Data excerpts
◆ ◆ ◆ ◆ ◆ ◆ ◆
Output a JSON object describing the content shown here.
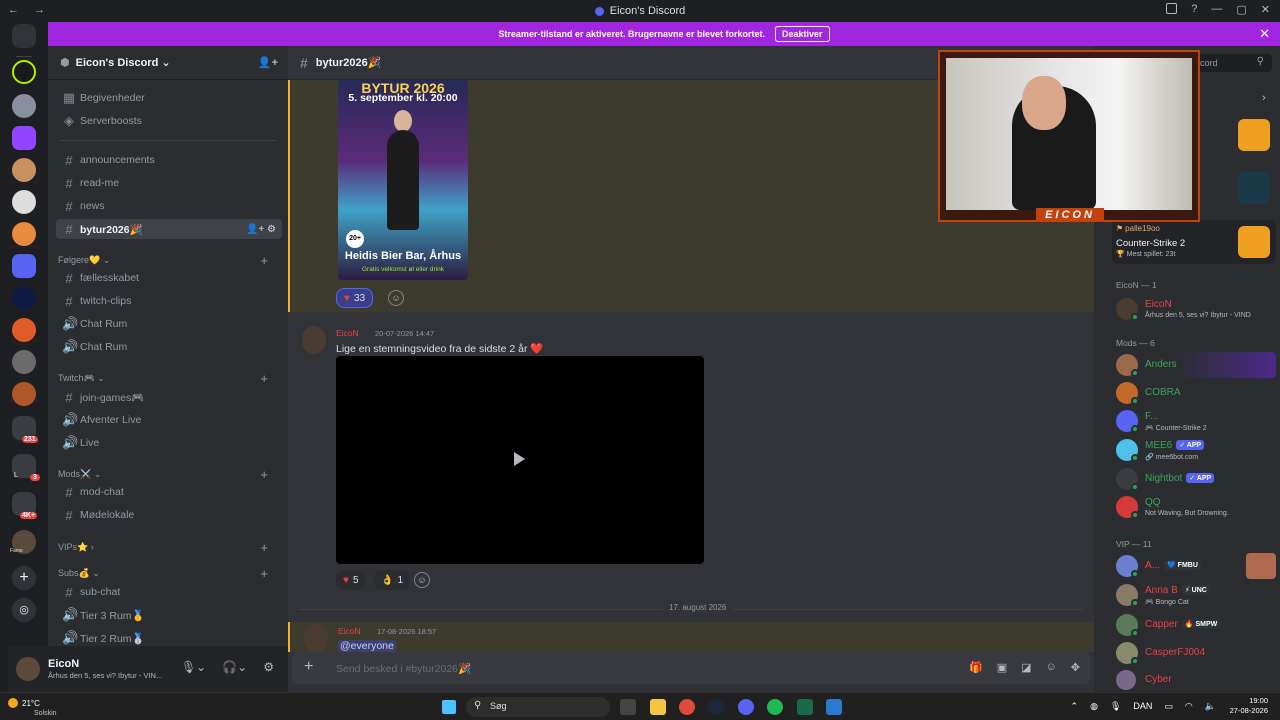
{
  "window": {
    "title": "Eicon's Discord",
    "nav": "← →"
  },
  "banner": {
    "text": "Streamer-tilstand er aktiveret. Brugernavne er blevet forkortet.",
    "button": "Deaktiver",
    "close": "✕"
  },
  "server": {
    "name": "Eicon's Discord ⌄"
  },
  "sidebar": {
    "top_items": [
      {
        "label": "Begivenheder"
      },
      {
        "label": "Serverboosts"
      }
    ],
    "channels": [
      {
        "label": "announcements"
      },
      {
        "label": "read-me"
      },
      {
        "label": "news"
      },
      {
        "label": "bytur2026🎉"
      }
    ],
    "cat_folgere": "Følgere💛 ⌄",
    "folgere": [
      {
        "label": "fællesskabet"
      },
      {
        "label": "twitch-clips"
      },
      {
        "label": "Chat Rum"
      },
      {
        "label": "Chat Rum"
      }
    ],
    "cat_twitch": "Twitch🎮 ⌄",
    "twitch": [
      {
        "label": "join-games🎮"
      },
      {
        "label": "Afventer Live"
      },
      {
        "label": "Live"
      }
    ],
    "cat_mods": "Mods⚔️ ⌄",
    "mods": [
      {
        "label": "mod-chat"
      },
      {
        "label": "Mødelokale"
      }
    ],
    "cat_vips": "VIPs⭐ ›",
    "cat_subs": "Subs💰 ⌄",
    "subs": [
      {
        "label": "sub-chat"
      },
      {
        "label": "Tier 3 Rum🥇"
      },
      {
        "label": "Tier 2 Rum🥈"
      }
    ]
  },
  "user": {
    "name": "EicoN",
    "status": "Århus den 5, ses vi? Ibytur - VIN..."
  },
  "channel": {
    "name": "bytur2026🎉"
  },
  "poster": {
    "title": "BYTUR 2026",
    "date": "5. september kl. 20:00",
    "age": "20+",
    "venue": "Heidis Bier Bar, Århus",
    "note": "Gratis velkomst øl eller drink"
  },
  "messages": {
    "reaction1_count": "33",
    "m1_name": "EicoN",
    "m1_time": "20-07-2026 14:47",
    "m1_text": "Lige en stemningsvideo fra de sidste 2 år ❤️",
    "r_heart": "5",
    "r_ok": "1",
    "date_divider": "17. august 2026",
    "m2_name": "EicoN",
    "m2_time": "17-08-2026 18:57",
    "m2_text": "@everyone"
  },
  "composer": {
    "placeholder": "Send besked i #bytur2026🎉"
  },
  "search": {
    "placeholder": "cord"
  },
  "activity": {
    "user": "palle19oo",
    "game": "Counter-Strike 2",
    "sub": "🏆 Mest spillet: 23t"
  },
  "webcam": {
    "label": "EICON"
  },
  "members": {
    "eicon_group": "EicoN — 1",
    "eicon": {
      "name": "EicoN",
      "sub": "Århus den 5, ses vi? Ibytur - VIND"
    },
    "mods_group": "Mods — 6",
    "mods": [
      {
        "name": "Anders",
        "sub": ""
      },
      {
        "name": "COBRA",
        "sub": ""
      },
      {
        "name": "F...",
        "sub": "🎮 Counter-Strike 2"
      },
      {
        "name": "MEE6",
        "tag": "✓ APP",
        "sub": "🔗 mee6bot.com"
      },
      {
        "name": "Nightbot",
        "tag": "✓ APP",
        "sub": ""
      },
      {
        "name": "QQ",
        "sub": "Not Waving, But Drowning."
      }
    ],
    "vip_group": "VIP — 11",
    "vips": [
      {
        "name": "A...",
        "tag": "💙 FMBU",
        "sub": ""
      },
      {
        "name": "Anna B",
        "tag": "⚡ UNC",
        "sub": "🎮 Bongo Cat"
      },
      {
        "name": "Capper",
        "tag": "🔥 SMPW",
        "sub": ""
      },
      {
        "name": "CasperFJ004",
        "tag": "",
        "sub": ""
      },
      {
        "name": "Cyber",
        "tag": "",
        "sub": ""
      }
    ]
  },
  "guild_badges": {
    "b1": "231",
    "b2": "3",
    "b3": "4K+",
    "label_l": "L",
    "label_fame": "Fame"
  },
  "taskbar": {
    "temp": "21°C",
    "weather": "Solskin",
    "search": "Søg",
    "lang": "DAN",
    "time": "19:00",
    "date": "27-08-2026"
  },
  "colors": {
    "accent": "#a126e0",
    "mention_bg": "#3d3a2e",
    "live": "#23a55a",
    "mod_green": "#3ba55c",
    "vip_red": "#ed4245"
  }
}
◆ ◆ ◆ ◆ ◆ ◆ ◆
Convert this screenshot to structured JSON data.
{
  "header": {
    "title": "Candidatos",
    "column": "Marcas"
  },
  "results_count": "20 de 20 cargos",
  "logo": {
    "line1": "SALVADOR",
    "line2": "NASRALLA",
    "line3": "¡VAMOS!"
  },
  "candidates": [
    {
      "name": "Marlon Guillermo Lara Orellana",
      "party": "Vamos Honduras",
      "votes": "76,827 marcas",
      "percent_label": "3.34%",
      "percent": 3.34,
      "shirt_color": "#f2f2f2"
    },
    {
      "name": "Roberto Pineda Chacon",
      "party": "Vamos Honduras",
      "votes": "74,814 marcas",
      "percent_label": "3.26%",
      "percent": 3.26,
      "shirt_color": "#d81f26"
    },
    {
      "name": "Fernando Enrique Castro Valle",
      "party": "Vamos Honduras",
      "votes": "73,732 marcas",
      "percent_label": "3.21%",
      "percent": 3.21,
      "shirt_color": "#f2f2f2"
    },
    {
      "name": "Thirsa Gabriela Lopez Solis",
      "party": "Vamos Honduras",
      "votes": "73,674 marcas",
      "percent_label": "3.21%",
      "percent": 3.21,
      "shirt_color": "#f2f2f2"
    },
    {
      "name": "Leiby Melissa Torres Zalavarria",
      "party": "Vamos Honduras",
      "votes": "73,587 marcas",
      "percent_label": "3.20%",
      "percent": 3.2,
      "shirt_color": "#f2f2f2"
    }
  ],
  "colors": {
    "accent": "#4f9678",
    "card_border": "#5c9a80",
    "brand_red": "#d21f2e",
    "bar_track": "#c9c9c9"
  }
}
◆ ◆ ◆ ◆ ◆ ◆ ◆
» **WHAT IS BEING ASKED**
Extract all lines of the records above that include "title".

» **SOLUTION TO THE PROBLEM**
    "title": "Eicon's Discord",
    "title": "BYTUR 2026",
    "title": "Candidatos",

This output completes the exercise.